A newly released study from the U.S. Centers for Disease Control and Prevention found that poverty may be the most important risk factor for HIV infection among heterosexuals living in urban areas. The research, conducted in 2006 and 2007 in 23 high-poverty neighborhoods, focused exclusively on heterosexuals who do not use intravenous drugs—those who are not considered to be at highest risk of HIV. The result: HIV was detected in 2.4 percent, or 1 in 42 people living below the poverty line in those neighborhoods.
HIV is at epidemic levels in certain poor urban areas across the United States, defined by UNAIDS as a prevalence in the general populations of more than 1 percent. And, perhaps even more significant, poor people living in those cities were twice as likely to be infected as people with incomes above the poverty line in the same neighborhoods. This news is not entirely new, as health officials and others have long believed that poverty is a key driver of HIV. But there have been few, if any, large-scale studies to support this belief until now.
The study also concluded that there was no statistically significant difference in infection or prevalence by race or ethnicity among these inner city poor. That is, people of color are disproportionately affected by HIV/AIDS because they are more likely to be poor and not because of their race or ethnicity. The Black AIDS Institute explains in a statement that, “when other racial ethnic groups face the same social determinants of health as Blacks—the social and economic conditions within which they live and that impact their well being…their HIV rates rise to similar levels as those of Blacks, even for Whites, whose rate of infection is normally substantially lower than rates for both Blacks and Latinos.”
The racial breakdown of participants in the study shows how the demographics skew: 77 percent of the 9,000 participants in high-poverty neighborhoods were black, 15 percent were Hispanic, and only 4 percent were white. Indeed, black Americans are more likely to live in neighborhoods with concentrated poverty than other racial and ethnic groups. Researchers from the Brookings Institute found that nearly a third of poor blacks live in areas of severe social and economic distress in cities as diverse as Cleveland, New York, Atlanta, and Los Angeles.
Poverty also exacerbates the challenges of living with HIV. Unstable housing, food insecurity, and a lack of consistent access to quality health care make it very difficult to manage what has increasingly become a manageable disease for those with higher incomes and more resources. The cost of life-sustaining antiretroviral drugs can range from $10,000 to $15,000 per patient per year. The country’s struggling economy has taken a toll on government programs that provide this medicine to millions of people living with HIV and AIDS, most of them low-income. Hundreds of people are languishing on long waiting lists for the AIDS Drug Assistance Program, a government-run program in every state that helps subsidize the costs of medication.
People living in high-poverty neighborhoods face a number of other challenges as well, including high rates of violence, social isolation, poor infrastructure, high levels of incarceration, and a lack of HIV and sexual health literacy, all of which contribute to the epidemic in distinct and overlapping ways.
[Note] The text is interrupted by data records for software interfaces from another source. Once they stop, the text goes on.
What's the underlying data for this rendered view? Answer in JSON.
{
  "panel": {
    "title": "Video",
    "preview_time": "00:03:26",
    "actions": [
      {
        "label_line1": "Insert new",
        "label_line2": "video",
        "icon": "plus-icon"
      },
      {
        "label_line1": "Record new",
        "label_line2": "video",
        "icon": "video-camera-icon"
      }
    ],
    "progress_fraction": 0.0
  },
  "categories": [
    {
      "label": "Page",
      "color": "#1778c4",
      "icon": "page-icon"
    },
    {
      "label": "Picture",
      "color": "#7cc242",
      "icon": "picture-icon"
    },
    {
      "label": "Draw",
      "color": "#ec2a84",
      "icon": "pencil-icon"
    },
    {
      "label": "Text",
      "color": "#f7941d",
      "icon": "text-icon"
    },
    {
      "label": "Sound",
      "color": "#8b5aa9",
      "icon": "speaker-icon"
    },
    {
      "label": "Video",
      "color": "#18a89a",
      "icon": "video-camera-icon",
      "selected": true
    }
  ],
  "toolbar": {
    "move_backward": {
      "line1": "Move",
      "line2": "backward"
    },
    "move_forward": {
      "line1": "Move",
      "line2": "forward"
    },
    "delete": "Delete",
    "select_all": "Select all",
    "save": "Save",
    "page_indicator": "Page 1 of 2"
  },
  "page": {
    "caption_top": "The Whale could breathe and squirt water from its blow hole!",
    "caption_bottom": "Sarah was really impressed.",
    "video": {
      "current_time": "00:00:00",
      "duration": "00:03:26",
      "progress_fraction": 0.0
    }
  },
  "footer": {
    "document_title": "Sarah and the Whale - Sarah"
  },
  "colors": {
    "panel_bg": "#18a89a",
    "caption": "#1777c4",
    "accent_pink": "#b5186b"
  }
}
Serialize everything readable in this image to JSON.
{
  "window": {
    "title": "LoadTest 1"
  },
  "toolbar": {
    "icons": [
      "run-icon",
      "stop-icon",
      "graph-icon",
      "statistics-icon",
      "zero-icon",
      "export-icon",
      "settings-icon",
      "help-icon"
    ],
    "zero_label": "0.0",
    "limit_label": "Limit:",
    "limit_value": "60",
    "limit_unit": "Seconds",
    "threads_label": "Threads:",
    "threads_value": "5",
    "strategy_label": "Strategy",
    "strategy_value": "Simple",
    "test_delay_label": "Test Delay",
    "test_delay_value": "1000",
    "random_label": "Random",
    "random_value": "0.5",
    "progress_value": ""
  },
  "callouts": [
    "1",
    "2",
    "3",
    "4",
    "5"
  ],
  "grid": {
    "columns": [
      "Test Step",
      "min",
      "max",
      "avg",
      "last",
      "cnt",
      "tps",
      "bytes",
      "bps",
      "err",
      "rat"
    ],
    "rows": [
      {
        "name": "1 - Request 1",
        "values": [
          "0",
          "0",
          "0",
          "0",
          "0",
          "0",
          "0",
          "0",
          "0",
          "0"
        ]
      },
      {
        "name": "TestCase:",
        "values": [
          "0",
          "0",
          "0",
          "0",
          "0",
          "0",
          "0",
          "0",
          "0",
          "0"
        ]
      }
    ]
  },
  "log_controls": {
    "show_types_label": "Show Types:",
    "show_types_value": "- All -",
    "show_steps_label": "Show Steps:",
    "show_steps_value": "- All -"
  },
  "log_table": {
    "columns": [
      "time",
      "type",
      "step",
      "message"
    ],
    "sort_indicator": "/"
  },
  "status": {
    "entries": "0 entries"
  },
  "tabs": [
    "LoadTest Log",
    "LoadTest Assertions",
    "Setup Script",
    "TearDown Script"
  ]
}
An inability to meet basic health and nutritional needs worsens HIV, increasing the risk of contracting other infections and hastening the onset of full-blown AIDS. And as viral loads increase from lack of access to care, so does the risk of infection to sexual partners, thereby further fueling the epidemic.
The CDC’s new findings certainly emphasize the urgent need to boost HIV prevention and treatment efforts in disadvantaged communities. The Obama administration announced last week a new domestic AIDS policy that directs states and federal agencies to find ways to cut new infections by 25 percent, get more patients into treatment, and educate Americans about HIV. It also urges states to adopt community-level approaches to reduce HIV infection in high-risk communities through pilot programs, better assessment of community viral load, and promotion of more holistic approaches to health.
But the CDC study shows that the inextricable link between poverty and poor health outcomes will require more. We cannot talk seriously about preventing and combating the HIV epidemic in poor neighborhoods without substantial investments in antipoverty programs that connect those at risk to greater economic opportunity, education, and quality health care.
Alexandra Cawthorne is a Research Associate in the Poverty and Prosperity and Women’s Health and Rights programs.